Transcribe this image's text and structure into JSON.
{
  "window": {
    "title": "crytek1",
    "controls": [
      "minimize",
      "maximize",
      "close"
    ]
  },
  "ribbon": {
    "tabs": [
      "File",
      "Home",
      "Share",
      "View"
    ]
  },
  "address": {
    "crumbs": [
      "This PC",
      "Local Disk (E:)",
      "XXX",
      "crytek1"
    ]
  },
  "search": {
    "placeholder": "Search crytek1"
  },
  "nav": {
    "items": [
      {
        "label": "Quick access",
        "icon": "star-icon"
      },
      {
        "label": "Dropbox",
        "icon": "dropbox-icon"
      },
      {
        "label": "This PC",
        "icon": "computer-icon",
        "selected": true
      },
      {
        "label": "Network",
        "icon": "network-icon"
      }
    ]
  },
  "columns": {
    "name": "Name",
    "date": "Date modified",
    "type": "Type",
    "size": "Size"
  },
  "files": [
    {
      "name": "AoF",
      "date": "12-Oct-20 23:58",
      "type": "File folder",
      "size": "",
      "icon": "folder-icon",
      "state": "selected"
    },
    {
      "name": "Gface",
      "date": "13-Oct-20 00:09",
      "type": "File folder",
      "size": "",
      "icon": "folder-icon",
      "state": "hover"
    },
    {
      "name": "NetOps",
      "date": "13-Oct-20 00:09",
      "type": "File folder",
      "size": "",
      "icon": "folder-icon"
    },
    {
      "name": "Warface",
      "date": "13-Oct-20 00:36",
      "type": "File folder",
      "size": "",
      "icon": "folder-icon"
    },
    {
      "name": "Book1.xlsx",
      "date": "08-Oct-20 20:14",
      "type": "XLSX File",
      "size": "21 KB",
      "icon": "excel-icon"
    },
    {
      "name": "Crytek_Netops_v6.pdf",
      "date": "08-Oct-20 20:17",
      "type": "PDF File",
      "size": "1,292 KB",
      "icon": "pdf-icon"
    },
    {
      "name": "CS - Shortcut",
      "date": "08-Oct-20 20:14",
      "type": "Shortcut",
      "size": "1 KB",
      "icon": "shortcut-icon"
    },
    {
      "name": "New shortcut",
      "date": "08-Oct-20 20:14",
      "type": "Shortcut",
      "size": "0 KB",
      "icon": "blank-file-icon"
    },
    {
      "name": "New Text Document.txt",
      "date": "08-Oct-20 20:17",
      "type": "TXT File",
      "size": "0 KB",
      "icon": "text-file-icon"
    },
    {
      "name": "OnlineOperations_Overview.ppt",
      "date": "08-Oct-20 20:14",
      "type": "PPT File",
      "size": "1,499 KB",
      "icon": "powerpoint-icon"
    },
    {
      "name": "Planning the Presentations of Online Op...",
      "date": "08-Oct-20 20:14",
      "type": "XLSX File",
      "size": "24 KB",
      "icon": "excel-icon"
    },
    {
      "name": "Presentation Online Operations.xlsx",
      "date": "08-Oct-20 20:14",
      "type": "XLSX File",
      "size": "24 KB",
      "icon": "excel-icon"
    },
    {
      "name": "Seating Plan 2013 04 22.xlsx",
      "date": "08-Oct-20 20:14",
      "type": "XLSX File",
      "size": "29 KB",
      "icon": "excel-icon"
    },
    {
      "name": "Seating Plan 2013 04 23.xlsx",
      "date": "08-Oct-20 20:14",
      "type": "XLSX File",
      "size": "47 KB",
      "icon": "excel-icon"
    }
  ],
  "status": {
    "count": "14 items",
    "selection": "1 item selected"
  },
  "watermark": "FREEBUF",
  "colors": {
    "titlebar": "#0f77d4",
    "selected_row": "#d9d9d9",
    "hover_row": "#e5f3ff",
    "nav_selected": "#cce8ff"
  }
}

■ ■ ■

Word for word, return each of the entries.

Transcribe this image's text and structure into JSON.
{
  "window": {
    "title": "crytek1",
    "controls": [
      "minimize",
      "maximize",
      "close"
    ]
  },
  "ribbon": {
    "tabs": [
      "File",
      "Home",
      "Share",
      "View"
    ]
  },
  "address": {
    "crumbs": [
      "This PC",
      "Local Disk (E:)",
      "XXX",
      "crytek1"
    ]
  },
  "search": {
    "placeholder": "Search crytek1"
  },
  "nav": {
    "items": [
      {
        "label": "Quick access",
        "icon": "star-icon"
      },
      {
        "label": "Dropbox",
        "icon": "dropbox-icon"
      },
      {
        "label": "This PC",
        "icon": "computer-icon",
        "selected": true
      },
      {
        "label": "Network",
        "icon": "network-icon"
      }
    ]
  },
  "columns": {
    "name": "Name",
    "date": "Date modified",
    "type": "Type",
    "size": "Size"
  },
  "files": [
    {
      "name": "AoF",
      "date": "12-Oct-20 23:58",
      "type": "File folder",
      "size": "",
      "icon": "folder-icon",
      "state": "selected"
    },
    {
      "name": "Gface",
      "date": "13-Oct-20 00:09",
      "type": "File folder",
      "size": "",
      "icon": "folder-icon",
      "state": "hover"
    },
    {
      "name": "NetOps",
      "date": "13-Oct-20 00:09",
      "type": "File folder",
      "size": "",
      "icon": "folder-icon"
    },
    {
      "name": "Warface",
      "date": "13-Oct-20 00:36",
      "type": "File folder",
      "size": "",
      "icon": "folder-icon"
    },
    {
      "name": "Book1.xlsx",
      "date": "08-Oct-20 20:14",
      "type": "XLSX File",
      "size": "21 KB",
      "icon": "excel-icon"
    },
    {
      "name": "Crytek_Netops_v6.pdf",
      "date": "08-Oct-20 20:17",
      "type": "PDF File",
      "size": "1,292 KB",
      "icon": "pdf-icon"
    },
    {
      "name": "CS - Shortcut",
      "date": "08-Oct-20 20:14",
      "type": "Shortcut",
      "size": "1 KB",
      "icon": "shortcut-icon"
    },
    {
      "name": "New shortcut",
      "date": "08-Oct-20 20:14",
      "type": "Shortcut",
      "size": "0 KB",
      "icon": "blank-file-icon"
    },
    {
      "name": "New Text Document.txt",
      "date": "08-Oct-20 20:17",
      "type": "TXT File",
      "size": "0 KB",
      "icon": "text-file-icon"
    },
    {
      "name": "OnlineOperations_Overview.ppt",
      "date": "08-Oct-20 20:14",
      "type": "PPT File",
      "size": "1,499 KB",
      "icon": "powerpoint-icon"
    },
    {
      "name": "Planning the Presentations of Online Op...",
      "date": "08-Oct-20 20:14",
      "type": "XLSX File",
      "size": "24 KB",
      "icon": "excel-icon"
    },
    {
      "name": "Presentation Online Operations.xlsx",
      "date": "08-Oct-20 20:14",
      "type": "XLSX File",
      "size": "24 KB",
      "icon": "excel-icon"
    },
    {
      "name": "Seating Plan 2013 04 22.xlsx",
      "date": "08-Oct-20 20:14",
      "type": "XLSX File",
      "size": "29 KB",
      "icon": "excel-icon"
    },
    {
      "name": "Seating Plan 2013 04 23.xlsx",
      "date": "08-Oct-20 20:14",
      "type": "XLSX File",
      "size": "47 KB",
      "icon": "excel-icon"
    }
  ],
  "status": {
    "count": "14 items",
    "selection": "1 item selected"
  },
  "watermark": "FREEBUF",
  "colors": {
    "titlebar": "#0f77d4",
    "selected_row": "#d9d9d9",
    "hover_row": "#e5f3ff",
    "nav_selected": "#cce8ff"
  }
}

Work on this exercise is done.